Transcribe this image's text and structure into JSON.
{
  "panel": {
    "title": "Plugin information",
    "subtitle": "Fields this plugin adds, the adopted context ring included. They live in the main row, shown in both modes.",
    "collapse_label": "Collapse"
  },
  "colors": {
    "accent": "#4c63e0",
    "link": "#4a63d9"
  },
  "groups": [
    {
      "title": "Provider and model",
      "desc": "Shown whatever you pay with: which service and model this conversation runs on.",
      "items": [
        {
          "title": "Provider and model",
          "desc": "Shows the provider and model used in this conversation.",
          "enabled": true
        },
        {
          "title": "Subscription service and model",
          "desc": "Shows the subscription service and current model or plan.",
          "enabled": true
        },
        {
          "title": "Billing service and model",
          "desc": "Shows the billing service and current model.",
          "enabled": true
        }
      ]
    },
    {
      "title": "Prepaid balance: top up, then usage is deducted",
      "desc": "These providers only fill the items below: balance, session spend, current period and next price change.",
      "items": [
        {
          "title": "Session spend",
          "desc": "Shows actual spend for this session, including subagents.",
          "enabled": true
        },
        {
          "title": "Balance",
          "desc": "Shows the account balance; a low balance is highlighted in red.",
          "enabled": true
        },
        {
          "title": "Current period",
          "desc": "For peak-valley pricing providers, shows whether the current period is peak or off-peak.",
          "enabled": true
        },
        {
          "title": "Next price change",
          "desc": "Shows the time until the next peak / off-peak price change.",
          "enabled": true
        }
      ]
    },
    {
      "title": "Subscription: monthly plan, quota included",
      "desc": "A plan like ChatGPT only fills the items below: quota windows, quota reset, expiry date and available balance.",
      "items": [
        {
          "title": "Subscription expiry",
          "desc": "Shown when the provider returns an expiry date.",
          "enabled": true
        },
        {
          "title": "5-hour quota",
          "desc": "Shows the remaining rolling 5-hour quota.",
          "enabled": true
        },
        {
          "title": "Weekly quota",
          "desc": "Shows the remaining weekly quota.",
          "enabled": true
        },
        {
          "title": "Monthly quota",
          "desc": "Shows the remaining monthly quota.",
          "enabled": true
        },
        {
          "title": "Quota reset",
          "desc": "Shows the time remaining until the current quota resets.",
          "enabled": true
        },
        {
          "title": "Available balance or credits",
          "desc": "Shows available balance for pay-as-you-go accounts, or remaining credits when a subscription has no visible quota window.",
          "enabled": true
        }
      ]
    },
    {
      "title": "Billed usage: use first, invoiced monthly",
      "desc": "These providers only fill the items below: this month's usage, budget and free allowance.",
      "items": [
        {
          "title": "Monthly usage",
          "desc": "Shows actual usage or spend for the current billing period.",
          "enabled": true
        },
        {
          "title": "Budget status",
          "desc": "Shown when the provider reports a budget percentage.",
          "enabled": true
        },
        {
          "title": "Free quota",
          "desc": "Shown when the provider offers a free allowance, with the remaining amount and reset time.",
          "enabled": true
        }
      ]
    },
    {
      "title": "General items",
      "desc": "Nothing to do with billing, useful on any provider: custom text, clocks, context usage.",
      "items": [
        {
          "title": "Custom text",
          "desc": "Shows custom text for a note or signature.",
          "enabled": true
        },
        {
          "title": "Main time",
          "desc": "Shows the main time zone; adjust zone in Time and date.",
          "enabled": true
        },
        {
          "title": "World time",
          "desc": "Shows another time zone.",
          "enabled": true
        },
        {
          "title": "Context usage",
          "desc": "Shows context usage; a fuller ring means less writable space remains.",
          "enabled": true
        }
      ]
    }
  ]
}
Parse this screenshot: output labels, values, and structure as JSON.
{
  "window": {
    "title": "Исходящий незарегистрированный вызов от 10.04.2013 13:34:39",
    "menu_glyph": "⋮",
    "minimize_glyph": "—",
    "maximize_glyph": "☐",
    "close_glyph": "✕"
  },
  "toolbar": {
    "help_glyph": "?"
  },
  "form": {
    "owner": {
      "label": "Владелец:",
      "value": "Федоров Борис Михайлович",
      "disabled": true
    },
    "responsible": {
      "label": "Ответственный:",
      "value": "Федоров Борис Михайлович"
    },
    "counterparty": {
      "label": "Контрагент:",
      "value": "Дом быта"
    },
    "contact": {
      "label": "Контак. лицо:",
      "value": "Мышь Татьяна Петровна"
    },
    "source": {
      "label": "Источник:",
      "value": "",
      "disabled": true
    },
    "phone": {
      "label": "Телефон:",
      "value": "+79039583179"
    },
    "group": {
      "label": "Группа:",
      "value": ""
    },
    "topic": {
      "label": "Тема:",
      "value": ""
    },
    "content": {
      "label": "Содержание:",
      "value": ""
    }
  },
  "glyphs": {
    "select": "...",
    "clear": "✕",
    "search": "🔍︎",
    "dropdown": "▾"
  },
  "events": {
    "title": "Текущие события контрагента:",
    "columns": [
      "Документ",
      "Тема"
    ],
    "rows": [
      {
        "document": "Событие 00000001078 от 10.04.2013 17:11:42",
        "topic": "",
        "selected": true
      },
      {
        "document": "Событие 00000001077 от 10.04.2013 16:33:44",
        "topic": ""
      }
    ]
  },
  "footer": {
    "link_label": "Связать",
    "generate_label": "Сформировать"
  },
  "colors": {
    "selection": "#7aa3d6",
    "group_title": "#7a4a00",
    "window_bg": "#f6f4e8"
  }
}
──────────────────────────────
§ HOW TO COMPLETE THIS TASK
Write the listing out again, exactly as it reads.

§ ANSWER TO THIS PROBLEM
Transcribe this image's text and structure into JSON.
{
  "panel": {
    "title": "Plugin information",
    "subtitle": "Fields this plugin adds, the adopted context ring included. They live in the main row, shown in both modes.",
    "collapse_label": "Collapse"
  },
  "colors": {
    "accent": "#4c63e0",
    "link": "#4a63d9"
  },
  "groups": [
    {
      "title": "Provider and model",
      "desc": "Shown whatever you pay with: which service and model this conversation runs on.",
      "items": [
        {
          "title": "Provider and model",
          "desc": "Shows the provider and model used in this conversation.",
          "enabled": true
        },
        {
          "title": "Subscription service and model",
          "desc": "Shows the subscription service and current model or plan.",
          "enabled": true
        },
        {
          "title": "Billing service and model",
          "desc": "Shows the billing service and current model.",
          "enabled": true
        }
      ]
    },
    {
      "title": "Prepaid balance: top up, then usage is deducted",
      "desc": "These providers only fill the items below: balance, session spend, current period and next price change.",
      "items": [
        {
          "title": "Session spend",
          "desc": "Shows actual spend for this session, including subagents.",
          "enabled": true
        },
        {
          "title": "Balance",
          "desc": "Shows the account balance; a low balance is highlighted in red.",
          "enabled": true
        },
        {
          "title": "Current period",
          "desc": "For peak-valley pricing providers, shows whether the current period is peak or off-peak.",
          "enabled": true
        },
        {
          "title": "Next price change",
          "desc": "Shows the time until the next peak / off-peak price change.",
          "enabled": true
        }
      ]
    },
    {
      "title": "Subscription: monthly plan, quota included",
      "desc": "A plan like ChatGPT only fills the items below: quota windows, quota reset, expiry date and available balance.",
      "items": [
        {
          "title": "Subscription expiry",
          "desc": "Shown when the provider returns an expiry date.",
          "enabled": true
        },
        {
          "title": "5-hour quota",
          "desc": "Shows the remaining rolling 5-hour quota.",
          "enabled": true
        },
        {
          "title": "Weekly quota",
          "desc": "Shows the remaining weekly quota.",
          "enabled": true
        },
        {
          "title": "Monthly quota",
          "desc": "Shows the remaining monthly quota.",
          "enabled": true
        },
        {
          "title": "Quota reset",
          "desc": "Shows the time remaining until the current quota resets.",
          "enabled": true
        },
        {
          "title": "Available balance or credits",
          "desc": "Shows available balance for pay-as-you-go accounts, or remaining credits when a subscription has no visible quota window.",
          "enabled": true
        }
      ]
    },
    {
      "title": "Billed usage: use first, invoiced monthly",
      "desc": "These providers only fill the items below: this month's usage, budget and free allowance.",
      "items": [
        {
          "title": "Monthly usage",
          "desc": "Shows actual usage or spend for the current billing period.",
          "enabled": true
        },
        {
          "title": "Budget status",
          "desc": "Shown when the provider reports a budget percentage.",
          "enabled": true
        },
        {
          "title": "Free quota",
          "desc": "Shown when the provider offers a free allowance, with the remaining amount and reset time.",
          "enabled": true
        }
      ]
    },
    {
      "title": "General items",
      "desc": "Nothing to do with billing, useful on any provider: custom text, clocks, context usage.",
      "items": [
        {
          "title": "Custom text",
          "desc": "Shows custom text for a note or signature.",
          "enabled": true
        },
        {
          "title": "Main time",
          "desc": "Shows the main time zone; adjust zone in Time and date.",
          "enabled": true
        },
        {
          "title": "World time",
          "desc": "Shows another time zone.",
          "enabled": true
        },
        {
          "title": "Context usage",
          "desc": "Shows context usage; a fuller ring means less writable space remains.",
          "enabled": true
        }
      ]
    }
  ]
}
Parse this screenshot: output labels, values, and structure as JSON.
{
  "window": {
    "title": "Исходящий незарегистрированный вызов от 10.04.2013 13:34:39",
    "menu_glyph": "⋮",
    "minimize_glyph": "—",
    "maximize_glyph": "☐",
    "close_glyph": "✕"
  },
  "toolbar": {
    "help_glyph": "?"
  },
  "form": {
    "owner": {
      "label": "Владелец:",
      "value": "Федоров Борис Михайлович",
      "disabled": true
    },
    "responsible": {
      "label": "Ответственный:",
      "value": "Федоров Борис Михайлович"
    },
    "counterparty": {
      "label": "Контрагент:",
      "value": "Дом быта"
    },
    "contact": {
      "label": "Контак. лицо:",
      "value": "Мышь Татьяна Петровна"
    },
    "source": {
      "label": "Источник:",
      "value": "",
      "disabled": true
    },
    "phone": {
      "label": "Телефон:",
      "value": "+79039583179"
    },
    "group": {
      "label": "Группа:",
      "value": ""
    },
    "topic": {
      "label": "Тема:",
      "value": ""
    },
    "content": {
      "label": "Содержание:",
      "value": ""
    }
  },
  "glyphs": {
    "select": "...",
    "clear": "✕",
    "search": "🔍︎",
    "dropdown": "▾"
  },
  "events": {
    "title": "Текущие события контрагента:",
    "columns": [
      "Документ",
      "Тема"
    ],
    "rows": [
      {
        "document": "Событие 00000001078 от 10.04.2013 17:11:42",
        "topic": "",
        "selected": true
      },
      {
        "document": "Событие 00000001077 от 10.04.2013 16:33:44",
        "topic": ""
      }
    ]
  },
  "footer": {
    "link_label": "Связать",
    "generate_label": "Сформировать"
  },
  "colors": {
    "selection": "#7aa3d6",
    "group_title": "#7a4a00",
    "window_bg": "#f6f4e8"
  }
}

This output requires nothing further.